Segment Open

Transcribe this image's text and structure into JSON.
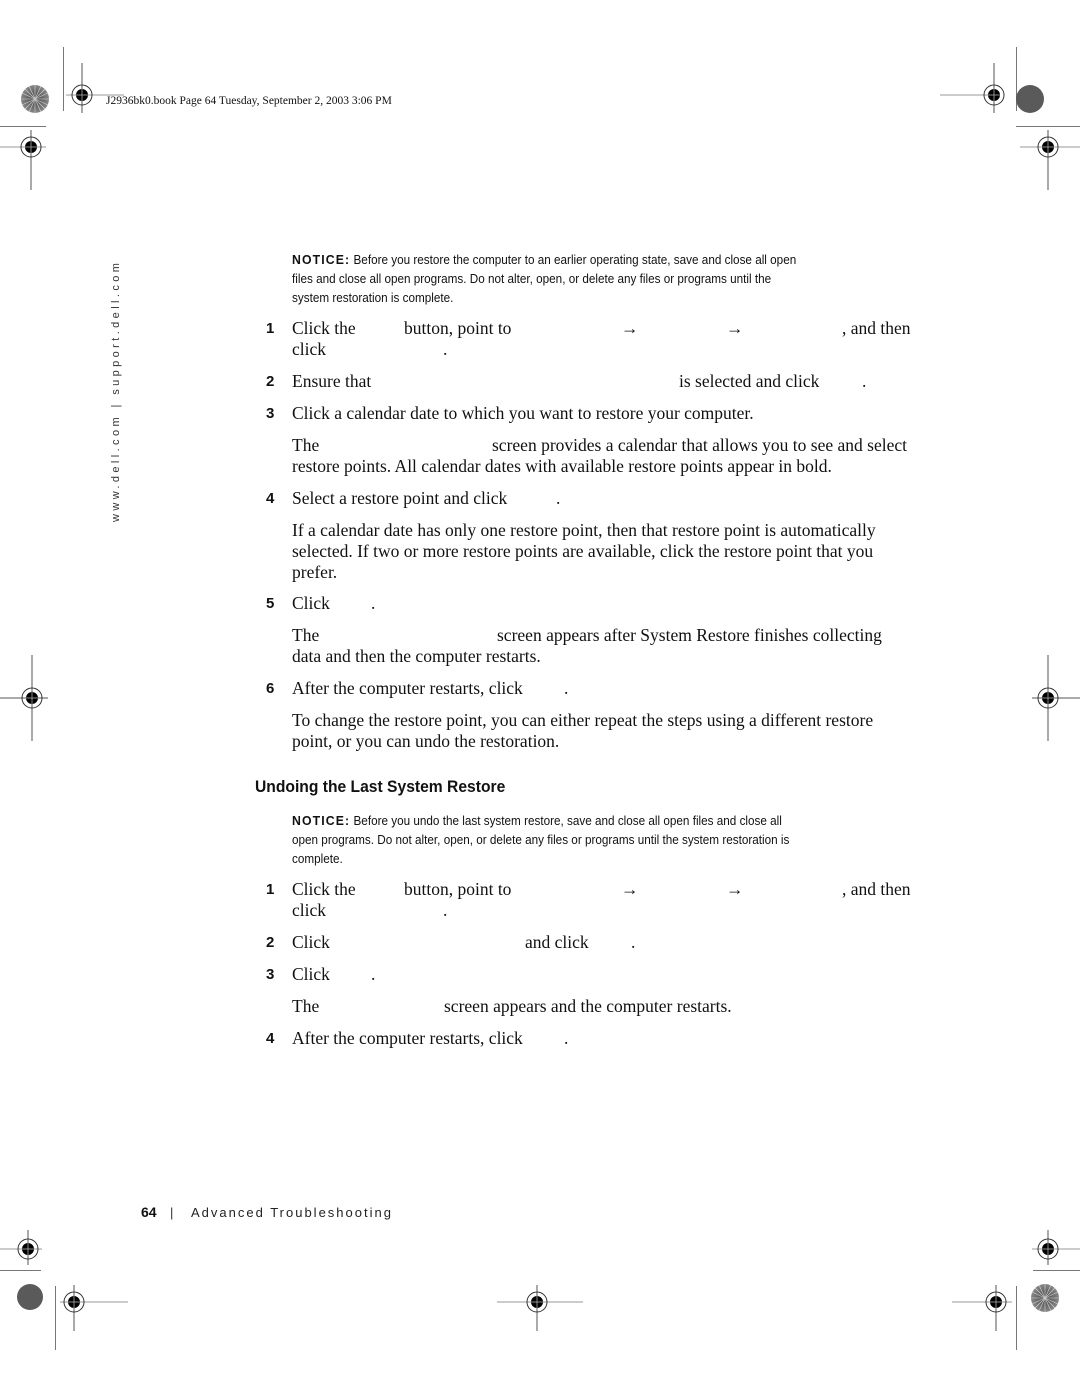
{
  "header": {
    "file_info": "J2936bk0.book  Page 64  Tuesday, September 2, 2003  3:06 PM"
  },
  "side_margin": {
    "url_text": "www.dell.com | support.dell.com"
  },
  "section1": {
    "notice_label": "NOTICE:",
    "notice_lines": [
      "Before you restore the computer to an earlier operating state, save and close all open",
      "files and close all open programs. Do not alter, open, or delete any files or programs until the",
      "system restoration is complete."
    ],
    "steps": [
      {
        "number": "1",
        "parts": [
          "Click the",
          "button, point to",
          "→",
          "→",
          ", and then",
          "click",
          "."
        ]
      },
      {
        "number": "2",
        "parts": [
          "Ensure that",
          "is selected and click",
          "."
        ]
      },
      {
        "number": "3",
        "parts": [
          "Click a calendar date to which you want to restore your computer."
        ],
        "note_lines": [
          [
            "The",
            "screen provides a calendar that allows you to see and select"
          ],
          [
            "restore points. All calendar dates with available restore points appear in bold."
          ]
        ]
      },
      {
        "number": "4",
        "parts": [
          "Select a restore point and click",
          "."
        ],
        "note_lines": [
          [
            "If a calendar date has only one restore point, then that restore point is automatically"
          ],
          [
            "selected. If two or more restore points are available, click the restore point that you"
          ],
          [
            "prefer."
          ]
        ]
      },
      {
        "number": "5",
        "parts": [
          "Click",
          "."
        ],
        "note_lines": [
          [
            "The",
            "screen appears after System Restore finishes collecting"
          ],
          [
            "data and then the computer restarts."
          ]
        ]
      },
      {
        "number": "6",
        "parts": [
          "After the computer restarts, click",
          "."
        ],
        "note_lines": [
          [
            "To change the restore point, you can either repeat the steps using a different restore"
          ],
          [
            "point, or you can undo the restoration."
          ]
        ]
      }
    ]
  },
  "section2": {
    "heading": "Undoing the Last System Restore",
    "notice_label": "NOTICE:",
    "notice_lines": [
      "Before you undo the last system restore, save and close all open files and close all",
      "open programs. Do not alter, open, or delete any files or programs until the system restoration is",
      "complete."
    ],
    "steps": [
      {
        "number": "1",
        "parts": [
          "Click the",
          "button, point to",
          "→",
          "→",
          ", and then",
          "click",
          "."
        ]
      },
      {
        "number": "2",
        "parts": [
          "Click",
          "and click",
          "."
        ]
      },
      {
        "number": "3",
        "parts": [
          "Click",
          "."
        ],
        "note_lines": [
          [
            "The",
            "screen appears and the computer restarts."
          ]
        ]
      },
      {
        "number": "4",
        "parts": [
          "After the computer restarts, click",
          "."
        ]
      }
    ]
  },
  "footer": {
    "page_number": "64",
    "separator": "|",
    "chapter_title": "Advanced Troubleshooting"
  }
}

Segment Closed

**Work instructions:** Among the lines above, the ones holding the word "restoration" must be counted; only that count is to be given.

**Output of the task:** 3